• **EXERCISE DESCRIPTION**
In the copy, leave out the pictures and repeat all records exactly.

• **INPUT DATA**

-------

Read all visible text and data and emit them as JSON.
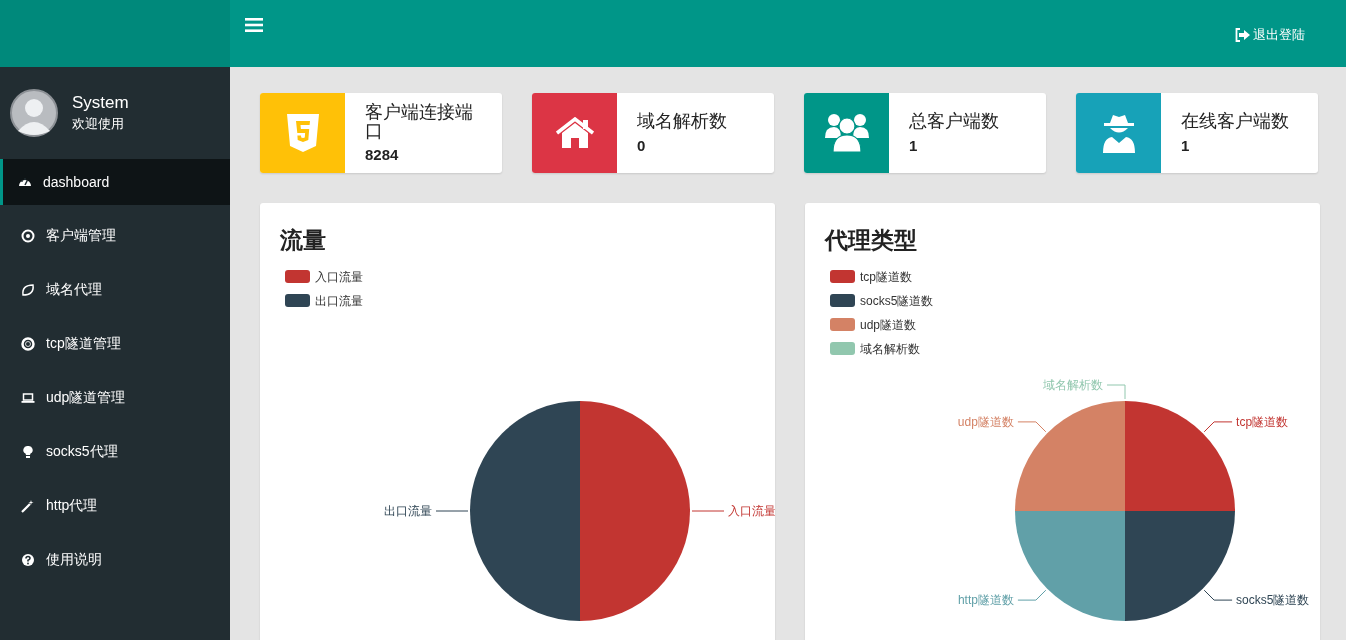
{
  "header": {
    "logout": "退出登陆"
  },
  "user": {
    "name": "System",
    "greeting": "欢迎使用"
  },
  "sidebar": {
    "items": [
      {
        "label": "dashboard",
        "selected": true
      },
      {
        "label": "客户端管理",
        "selected": false
      },
      {
        "label": "域名代理",
        "selected": false
      },
      {
        "label": "tcp隧道管理",
        "selected": false
      },
      {
        "label": "udp隧道管理",
        "selected": false
      },
      {
        "label": "socks5代理",
        "selected": false
      },
      {
        "label": "http代理",
        "selected": false
      },
      {
        "label": "使用说明",
        "selected": false
      }
    ]
  },
  "stats": [
    {
      "label": "客户端连接端口",
      "value": "8284",
      "color": "#ffc107"
    },
    {
      "label": "域名解析数",
      "value": "0",
      "color": "#dc3545"
    },
    {
      "label": "总客户端数",
      "value": "1",
      "color": "#009688"
    },
    {
      "label": "在线客户端数",
      "value": "1",
      "color": "#17a2b8"
    }
  ],
  "panels": [
    {
      "title": "流量",
      "legend": [
        {
          "label": "入口流量",
          "color": "#c23531"
        },
        {
          "label": "出口流量",
          "color": "#2f4554"
        }
      ],
      "chart_data": {
        "type": "pie",
        "categories": [
          "入口流量",
          "出口流量"
        ],
        "values": [
          50,
          50
        ],
        "colors": [
          "#c23531",
          "#2f4554"
        ]
      }
    },
    {
      "title": "代理类型",
      "legend": [
        {
          "label": "tcp隧道数",
          "color": "#c23531"
        },
        {
          "label": "socks5隧道数",
          "color": "#2f4554"
        },
        {
          "label": "udp隧道数",
          "color": "#d48265"
        },
        {
          "label": "域名解析数",
          "color": "#91c7ae"
        }
      ],
      "chart_data": {
        "type": "pie",
        "categories": [
          "tcp隧道数",
          "socks5隧道数",
          "http隧道数",
          "udp隧道数",
          "域名解析数"
        ],
        "values": [
          25,
          25,
          25,
          25,
          0
        ],
        "colors": [
          "#c23531",
          "#2f4554",
          "#61a0a8",
          "#d48265",
          "#91c7ae"
        ]
      }
    }
  ]
}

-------

• **RESPONSE AREA**
Read all visible text and data and emit them as JSON.
{
  "header": {
    "logout": "退出登陆"
  },
  "user": {
    "name": "System",
    "greeting": "欢迎使用"
  },
  "sidebar": {
    "items": [
      {
        "label": "dashboard",
        "selected": true
      },
      {
        "label": "客户端管理",
        "selected": false
      },
      {
        "label": "域名代理",
        "selected": false
      },
      {
        "label": "tcp隧道管理",
        "selected": false
      },
      {
        "label": "udp隧道管理",
        "selected": false
      },
      {
        "label": "socks5代理",
        "selected": false
      },
      {
        "label": "http代理",
        "selected": false
      },
      {
        "label": "使用说明",
        "selected": false
      }
    ]
  },
  "stats": [
    {
      "label": "客户端连接端口",
      "value": "8284",
      "color": "#ffc107"
    },
    {
      "label": "域名解析数",
      "value": "0",
      "color": "#dc3545"
    },
    {
      "label": "总客户端数",
      "value": "1",
      "color": "#009688"
    },
    {
      "label": "在线客户端数",
      "value": "1",
      "color": "#17a2b8"
    }
  ],
  "panels": [
    {
      "title": "流量",
      "legend": [
        {
          "label": "入口流量",
          "color": "#c23531"
        },
        {
          "label": "出口流量",
          "color": "#2f4554"
        }
      ],
      "chart_data": {
        "type": "pie",
        "categories": [
          "入口流量",
          "出口流量"
        ],
        "values": [
          50,
          50
        ],
        "colors": [
          "#c23531",
          "#2f4554"
        ]
      }
    },
    {
      "title": "代理类型",
      "legend": [
        {
          "label": "tcp隧道数",
          "color": "#c23531"
        },
        {
          "label": "socks5隧道数",
          "color": "#2f4554"
        },
        {
          "label": "udp隧道数",
          "color": "#d48265"
        },
        {
          "label": "域名解析数",
          "color": "#91c7ae"
        }
      ],
      "chart_data": {
        "type": "pie",
        "categories": [
          "tcp隧道数",
          "socks5隧道数",
          "http隧道数",
          "udp隧道数",
          "域名解析数"
        ],
        "values": [
          25,
          25,
          25,
          25,
          0
        ],
        "colors": [
          "#c23531",
          "#2f4554",
          "#61a0a8",
          "#d48265",
          "#91c7ae"
        ]
      }
    }
  ]
}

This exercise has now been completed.